In 2015, the federal government effectively ended the use of chimpanzees in medical research, making it possible for more than 700 chimpanzees to be retired from often painful and invasive research. But there is not enough space in existing sanctuaries. You can help us fight to give them the retirement they deserve
Chimps are one of only a few species who use tools to help them in the wild, such as employing sticks to dig insects and other snacks out of the ground and holes in trees. They also use hand gestures, facial expressions and sounds to communicate with one another.
Chimpanzees share nearly 99 percent of our genetic makeup, making them our closest relative—interestingly though, they are not considered to be relatives of the monkey family.

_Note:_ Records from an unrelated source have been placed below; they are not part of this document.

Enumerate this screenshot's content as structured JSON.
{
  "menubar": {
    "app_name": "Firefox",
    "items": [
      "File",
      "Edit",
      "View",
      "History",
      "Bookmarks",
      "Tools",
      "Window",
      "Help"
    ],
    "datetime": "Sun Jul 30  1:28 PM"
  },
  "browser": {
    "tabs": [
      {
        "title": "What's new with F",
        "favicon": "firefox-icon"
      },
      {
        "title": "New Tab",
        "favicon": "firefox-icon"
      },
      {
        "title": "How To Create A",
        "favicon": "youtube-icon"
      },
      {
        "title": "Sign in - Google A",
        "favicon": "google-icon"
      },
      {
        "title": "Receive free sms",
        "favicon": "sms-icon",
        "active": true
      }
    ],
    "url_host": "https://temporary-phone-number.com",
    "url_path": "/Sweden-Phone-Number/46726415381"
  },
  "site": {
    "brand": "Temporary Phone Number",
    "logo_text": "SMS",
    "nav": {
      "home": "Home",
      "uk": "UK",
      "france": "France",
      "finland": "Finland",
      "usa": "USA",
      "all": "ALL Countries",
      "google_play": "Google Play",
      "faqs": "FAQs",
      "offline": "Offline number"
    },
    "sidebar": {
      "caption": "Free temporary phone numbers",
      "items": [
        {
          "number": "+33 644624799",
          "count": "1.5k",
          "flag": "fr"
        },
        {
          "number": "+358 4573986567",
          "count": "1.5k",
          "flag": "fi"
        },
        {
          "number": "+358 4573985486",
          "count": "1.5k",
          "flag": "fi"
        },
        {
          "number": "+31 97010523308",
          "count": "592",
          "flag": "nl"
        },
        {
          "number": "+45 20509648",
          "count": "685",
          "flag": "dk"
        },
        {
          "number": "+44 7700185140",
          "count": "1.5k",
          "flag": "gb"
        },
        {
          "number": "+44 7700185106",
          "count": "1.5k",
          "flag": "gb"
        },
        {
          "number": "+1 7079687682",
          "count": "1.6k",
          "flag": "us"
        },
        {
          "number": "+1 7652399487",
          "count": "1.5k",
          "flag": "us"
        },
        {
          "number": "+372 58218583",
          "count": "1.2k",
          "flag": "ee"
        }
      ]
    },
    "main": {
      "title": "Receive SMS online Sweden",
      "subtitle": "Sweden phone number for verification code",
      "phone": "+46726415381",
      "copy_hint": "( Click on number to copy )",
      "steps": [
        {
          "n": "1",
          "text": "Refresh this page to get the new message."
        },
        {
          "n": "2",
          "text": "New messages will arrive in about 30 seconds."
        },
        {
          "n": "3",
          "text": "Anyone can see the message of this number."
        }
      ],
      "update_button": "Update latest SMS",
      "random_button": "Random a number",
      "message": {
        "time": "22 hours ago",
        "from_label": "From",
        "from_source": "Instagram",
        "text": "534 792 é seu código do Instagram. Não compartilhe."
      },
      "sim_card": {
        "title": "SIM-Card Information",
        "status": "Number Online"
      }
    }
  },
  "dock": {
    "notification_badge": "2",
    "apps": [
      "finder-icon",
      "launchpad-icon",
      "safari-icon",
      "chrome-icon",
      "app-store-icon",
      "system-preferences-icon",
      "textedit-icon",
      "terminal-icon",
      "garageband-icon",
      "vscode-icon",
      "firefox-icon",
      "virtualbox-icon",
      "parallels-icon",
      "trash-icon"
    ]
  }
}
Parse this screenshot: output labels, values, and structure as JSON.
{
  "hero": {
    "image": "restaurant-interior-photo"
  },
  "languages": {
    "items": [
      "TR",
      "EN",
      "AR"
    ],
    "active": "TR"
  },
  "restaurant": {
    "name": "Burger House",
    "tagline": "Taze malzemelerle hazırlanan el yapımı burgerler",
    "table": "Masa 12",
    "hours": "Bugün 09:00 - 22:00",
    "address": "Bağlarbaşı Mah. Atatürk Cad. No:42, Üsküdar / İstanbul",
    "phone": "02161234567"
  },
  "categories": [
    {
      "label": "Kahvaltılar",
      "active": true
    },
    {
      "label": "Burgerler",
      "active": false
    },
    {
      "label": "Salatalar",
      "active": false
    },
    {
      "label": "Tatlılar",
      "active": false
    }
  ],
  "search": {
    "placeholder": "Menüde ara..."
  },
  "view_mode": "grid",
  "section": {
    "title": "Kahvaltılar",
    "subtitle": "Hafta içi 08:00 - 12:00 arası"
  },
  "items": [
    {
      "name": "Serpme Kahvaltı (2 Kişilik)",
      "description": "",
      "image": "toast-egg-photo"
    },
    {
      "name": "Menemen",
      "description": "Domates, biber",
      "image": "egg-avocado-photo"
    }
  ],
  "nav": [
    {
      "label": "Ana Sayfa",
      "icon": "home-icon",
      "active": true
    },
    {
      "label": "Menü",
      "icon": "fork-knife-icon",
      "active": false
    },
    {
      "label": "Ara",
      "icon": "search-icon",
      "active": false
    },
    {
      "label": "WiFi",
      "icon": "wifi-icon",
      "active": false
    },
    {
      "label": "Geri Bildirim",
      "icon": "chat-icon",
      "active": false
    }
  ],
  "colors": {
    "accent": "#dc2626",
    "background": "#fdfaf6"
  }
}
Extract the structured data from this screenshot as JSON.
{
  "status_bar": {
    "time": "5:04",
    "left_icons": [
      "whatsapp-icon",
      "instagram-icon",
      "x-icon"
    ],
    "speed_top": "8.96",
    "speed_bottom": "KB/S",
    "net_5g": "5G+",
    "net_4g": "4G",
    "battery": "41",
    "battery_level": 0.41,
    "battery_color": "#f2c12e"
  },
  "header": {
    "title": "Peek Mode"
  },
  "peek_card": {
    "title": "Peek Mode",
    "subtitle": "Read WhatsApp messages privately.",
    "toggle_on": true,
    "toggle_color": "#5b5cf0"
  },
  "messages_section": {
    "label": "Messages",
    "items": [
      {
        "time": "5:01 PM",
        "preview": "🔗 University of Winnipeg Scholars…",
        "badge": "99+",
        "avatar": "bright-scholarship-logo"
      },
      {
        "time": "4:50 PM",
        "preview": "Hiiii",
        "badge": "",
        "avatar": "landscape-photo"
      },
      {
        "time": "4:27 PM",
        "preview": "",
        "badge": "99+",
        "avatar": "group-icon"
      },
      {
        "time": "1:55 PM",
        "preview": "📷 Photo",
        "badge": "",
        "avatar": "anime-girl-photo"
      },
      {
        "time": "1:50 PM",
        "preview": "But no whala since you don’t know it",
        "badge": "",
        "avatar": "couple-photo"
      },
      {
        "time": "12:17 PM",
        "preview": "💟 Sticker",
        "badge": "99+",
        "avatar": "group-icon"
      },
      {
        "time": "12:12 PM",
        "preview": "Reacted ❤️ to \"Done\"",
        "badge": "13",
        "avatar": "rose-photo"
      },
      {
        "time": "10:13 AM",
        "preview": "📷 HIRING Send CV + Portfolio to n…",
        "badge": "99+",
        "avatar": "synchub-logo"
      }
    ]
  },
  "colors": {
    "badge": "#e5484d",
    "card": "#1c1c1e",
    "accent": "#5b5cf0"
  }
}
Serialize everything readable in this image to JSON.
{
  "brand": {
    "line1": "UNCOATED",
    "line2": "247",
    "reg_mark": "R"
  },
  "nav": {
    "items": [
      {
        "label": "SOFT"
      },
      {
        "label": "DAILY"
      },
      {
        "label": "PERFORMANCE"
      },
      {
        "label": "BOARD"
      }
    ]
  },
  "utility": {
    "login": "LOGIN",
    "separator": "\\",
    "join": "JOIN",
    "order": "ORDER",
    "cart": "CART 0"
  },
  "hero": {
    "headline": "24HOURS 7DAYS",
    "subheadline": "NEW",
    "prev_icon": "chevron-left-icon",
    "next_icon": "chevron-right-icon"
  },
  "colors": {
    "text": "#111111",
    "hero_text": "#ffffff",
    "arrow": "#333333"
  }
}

More than 60 chimpanzees in Liberia, Africa are retired from U.S.-based research, but will always rely on humans for their survival. The Humane Society of the United States and Humane Society International have committed to ensuring the lifetime care of these chimpanzees, some of whom could live for another 50 years. They need your help!